What the task requires: Images excepted, the data below must be repeated exactly.

***** Supplied data *****

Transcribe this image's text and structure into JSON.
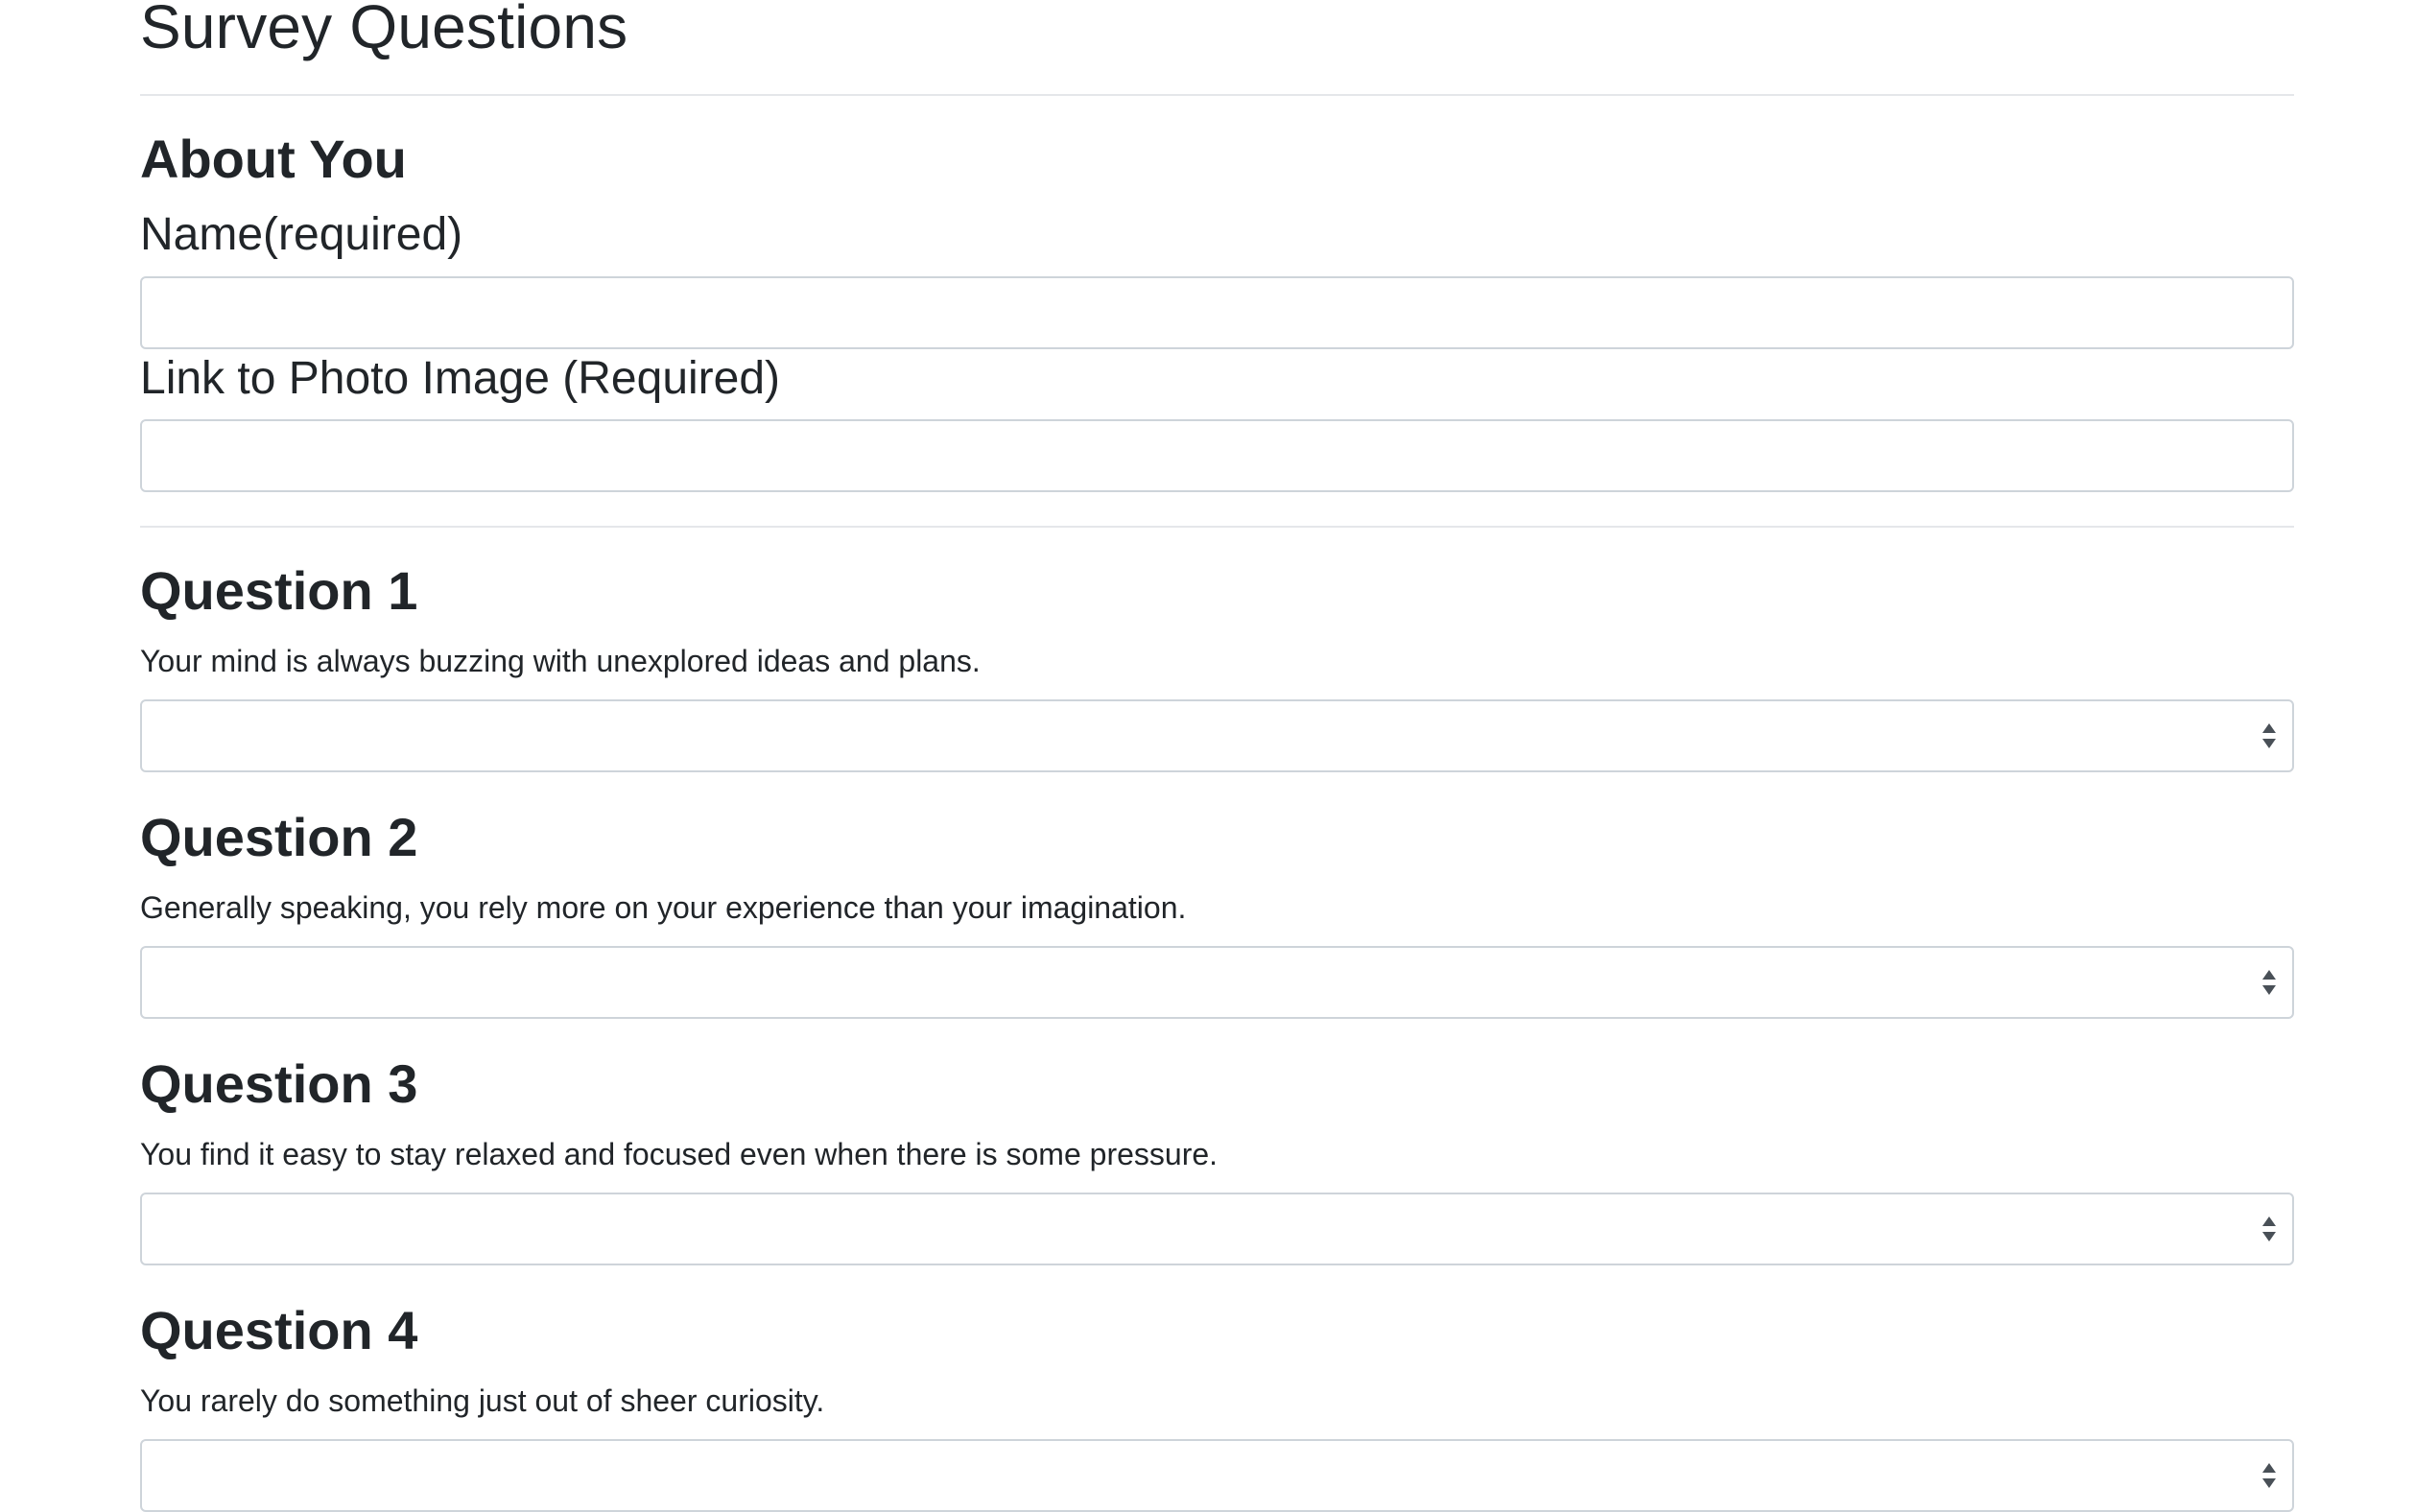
{
  "page": {
    "title": "Survey Questions"
  },
  "about": {
    "heading": "About You",
    "name_label": "Name(required)",
    "name_value": "",
    "photo_label": "Link to Photo Image (Required)",
    "photo_value": ""
  },
  "questions": [
    {
      "heading": "Question 1",
      "text": "Your mind is always buzzing with unexplored ideas and plans.",
      "selected": ""
    },
    {
      "heading": "Question 2",
      "text": "Generally speaking, you rely more on your experience than your imagination.",
      "selected": ""
    },
    {
      "heading": "Question 3",
      "text": "You find it easy to stay relaxed and focused even when there is some pressure.",
      "selected": ""
    },
    {
      "heading": "Question 4",
      "text": "You rarely do something just out of sheer curiosity.",
      "selected": ""
    }
  ],
  "colors": {
    "text": "#212529",
    "border": "#ced4da",
    "divider": "#e5e7ea",
    "arrow": "#495057"
  },
  "icons": {
    "select_arrows": "up-down-caret-icon"
  }
}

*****

Solution below:
Transcribe this image's text and structure into JSON.
{
  "page": {
    "title": "Survey Questions"
  },
  "about": {
    "heading": "About You",
    "name_label": "Name(required)",
    "name_value": "",
    "photo_label": "Link to Photo Image (Required)",
    "photo_value": ""
  },
  "questions": [
    {
      "heading": "Question 1",
      "text": "Your mind is always buzzing with unexplored ideas and plans.",
      "selected": ""
    },
    {
      "heading": "Question 2",
      "text": "Generally speaking, you rely more on your experience than your imagination.",
      "selected": ""
    },
    {
      "heading": "Question 3",
      "text": "You find it easy to stay relaxed and focused even when there is some pressure.",
      "selected": ""
    },
    {
      "heading": "Question 4",
      "text": "You rarely do something just out of sheer curiosity.",
      "selected": ""
    }
  ],
  "colors": {
    "text": "#212529",
    "border": "#ced4da",
    "divider": "#e5e7ea",
    "arrow": "#495057"
  },
  "icons": {
    "select_arrows": "up-down-caret-icon"
  }
}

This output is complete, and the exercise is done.